Extract all lines that hold "JSON" from the records below.

——————

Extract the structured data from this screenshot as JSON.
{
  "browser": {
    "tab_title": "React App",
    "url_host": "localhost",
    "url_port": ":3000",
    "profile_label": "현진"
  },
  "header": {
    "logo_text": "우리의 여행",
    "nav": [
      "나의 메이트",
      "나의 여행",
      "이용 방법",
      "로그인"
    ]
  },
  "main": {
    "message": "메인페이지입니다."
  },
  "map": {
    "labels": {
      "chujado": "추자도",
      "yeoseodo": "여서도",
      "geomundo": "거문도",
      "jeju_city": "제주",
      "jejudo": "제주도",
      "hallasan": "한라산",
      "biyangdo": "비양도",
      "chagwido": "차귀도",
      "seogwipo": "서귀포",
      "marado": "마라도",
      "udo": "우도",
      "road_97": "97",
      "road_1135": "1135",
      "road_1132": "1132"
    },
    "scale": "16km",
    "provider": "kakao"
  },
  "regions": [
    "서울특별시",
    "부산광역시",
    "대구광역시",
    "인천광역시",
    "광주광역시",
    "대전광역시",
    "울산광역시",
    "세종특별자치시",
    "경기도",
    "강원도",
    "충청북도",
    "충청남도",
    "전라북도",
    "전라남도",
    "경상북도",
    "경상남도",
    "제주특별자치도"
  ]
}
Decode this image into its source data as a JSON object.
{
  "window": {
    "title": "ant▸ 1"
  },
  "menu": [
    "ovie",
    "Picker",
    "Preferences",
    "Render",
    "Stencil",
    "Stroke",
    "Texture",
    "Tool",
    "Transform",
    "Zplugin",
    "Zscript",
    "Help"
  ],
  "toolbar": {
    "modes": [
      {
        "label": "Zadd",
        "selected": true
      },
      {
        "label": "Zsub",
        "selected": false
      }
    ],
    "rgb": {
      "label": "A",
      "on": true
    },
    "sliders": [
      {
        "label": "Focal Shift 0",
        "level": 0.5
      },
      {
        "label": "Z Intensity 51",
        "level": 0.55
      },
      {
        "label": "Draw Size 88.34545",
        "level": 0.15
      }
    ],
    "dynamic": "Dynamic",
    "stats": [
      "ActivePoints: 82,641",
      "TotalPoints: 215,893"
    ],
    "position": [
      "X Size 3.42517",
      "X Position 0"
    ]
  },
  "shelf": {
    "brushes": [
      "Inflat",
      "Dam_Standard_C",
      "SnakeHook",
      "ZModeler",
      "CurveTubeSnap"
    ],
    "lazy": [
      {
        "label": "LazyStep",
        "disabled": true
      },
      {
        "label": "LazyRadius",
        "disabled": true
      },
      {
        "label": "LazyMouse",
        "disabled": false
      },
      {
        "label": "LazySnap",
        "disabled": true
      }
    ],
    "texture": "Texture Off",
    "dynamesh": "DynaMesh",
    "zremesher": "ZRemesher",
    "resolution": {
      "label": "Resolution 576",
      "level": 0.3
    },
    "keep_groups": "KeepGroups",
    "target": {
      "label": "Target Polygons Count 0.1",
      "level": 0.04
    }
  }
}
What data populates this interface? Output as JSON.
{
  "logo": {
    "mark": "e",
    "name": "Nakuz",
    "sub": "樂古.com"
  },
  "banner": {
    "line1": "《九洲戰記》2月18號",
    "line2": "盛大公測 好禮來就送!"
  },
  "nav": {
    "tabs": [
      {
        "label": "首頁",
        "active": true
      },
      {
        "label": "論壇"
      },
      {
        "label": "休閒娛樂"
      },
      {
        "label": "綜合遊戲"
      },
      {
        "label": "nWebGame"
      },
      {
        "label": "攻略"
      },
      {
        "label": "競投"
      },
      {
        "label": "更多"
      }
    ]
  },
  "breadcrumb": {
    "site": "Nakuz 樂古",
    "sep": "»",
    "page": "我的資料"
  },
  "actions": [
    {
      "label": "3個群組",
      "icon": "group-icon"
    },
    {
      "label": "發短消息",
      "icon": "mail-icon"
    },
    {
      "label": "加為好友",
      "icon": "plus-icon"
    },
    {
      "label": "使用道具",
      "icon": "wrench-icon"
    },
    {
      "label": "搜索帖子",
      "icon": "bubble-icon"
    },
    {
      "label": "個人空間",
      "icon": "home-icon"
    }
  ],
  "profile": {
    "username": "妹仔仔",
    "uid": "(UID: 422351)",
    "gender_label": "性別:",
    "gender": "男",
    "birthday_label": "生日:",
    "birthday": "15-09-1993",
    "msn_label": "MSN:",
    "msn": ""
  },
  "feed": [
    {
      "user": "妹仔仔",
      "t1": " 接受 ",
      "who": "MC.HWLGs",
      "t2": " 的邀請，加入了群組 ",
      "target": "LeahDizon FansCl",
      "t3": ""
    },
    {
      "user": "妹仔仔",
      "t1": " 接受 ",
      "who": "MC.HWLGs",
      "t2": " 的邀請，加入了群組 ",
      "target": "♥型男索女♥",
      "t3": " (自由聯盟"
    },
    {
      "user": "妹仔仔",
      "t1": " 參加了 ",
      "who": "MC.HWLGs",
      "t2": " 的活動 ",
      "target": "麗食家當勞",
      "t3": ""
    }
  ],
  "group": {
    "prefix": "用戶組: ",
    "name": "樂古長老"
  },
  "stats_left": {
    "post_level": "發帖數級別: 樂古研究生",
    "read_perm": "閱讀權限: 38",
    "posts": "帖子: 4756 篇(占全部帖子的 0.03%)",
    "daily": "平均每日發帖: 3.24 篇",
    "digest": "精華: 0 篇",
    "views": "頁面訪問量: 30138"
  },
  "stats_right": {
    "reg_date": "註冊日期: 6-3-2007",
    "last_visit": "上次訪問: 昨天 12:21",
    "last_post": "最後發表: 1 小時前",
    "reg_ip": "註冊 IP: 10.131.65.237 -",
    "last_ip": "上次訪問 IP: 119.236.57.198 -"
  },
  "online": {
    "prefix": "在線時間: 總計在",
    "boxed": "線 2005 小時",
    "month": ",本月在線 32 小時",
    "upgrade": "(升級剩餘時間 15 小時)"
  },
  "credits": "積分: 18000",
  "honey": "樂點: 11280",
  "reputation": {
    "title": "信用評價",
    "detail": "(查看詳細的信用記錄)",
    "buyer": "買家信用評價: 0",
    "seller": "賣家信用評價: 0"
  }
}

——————

#### Solution to this task
Extract the structured data from this screenshot as JSON.
Decode this image into its source data as a JSON object.
What data populates this interface? Output as JSON.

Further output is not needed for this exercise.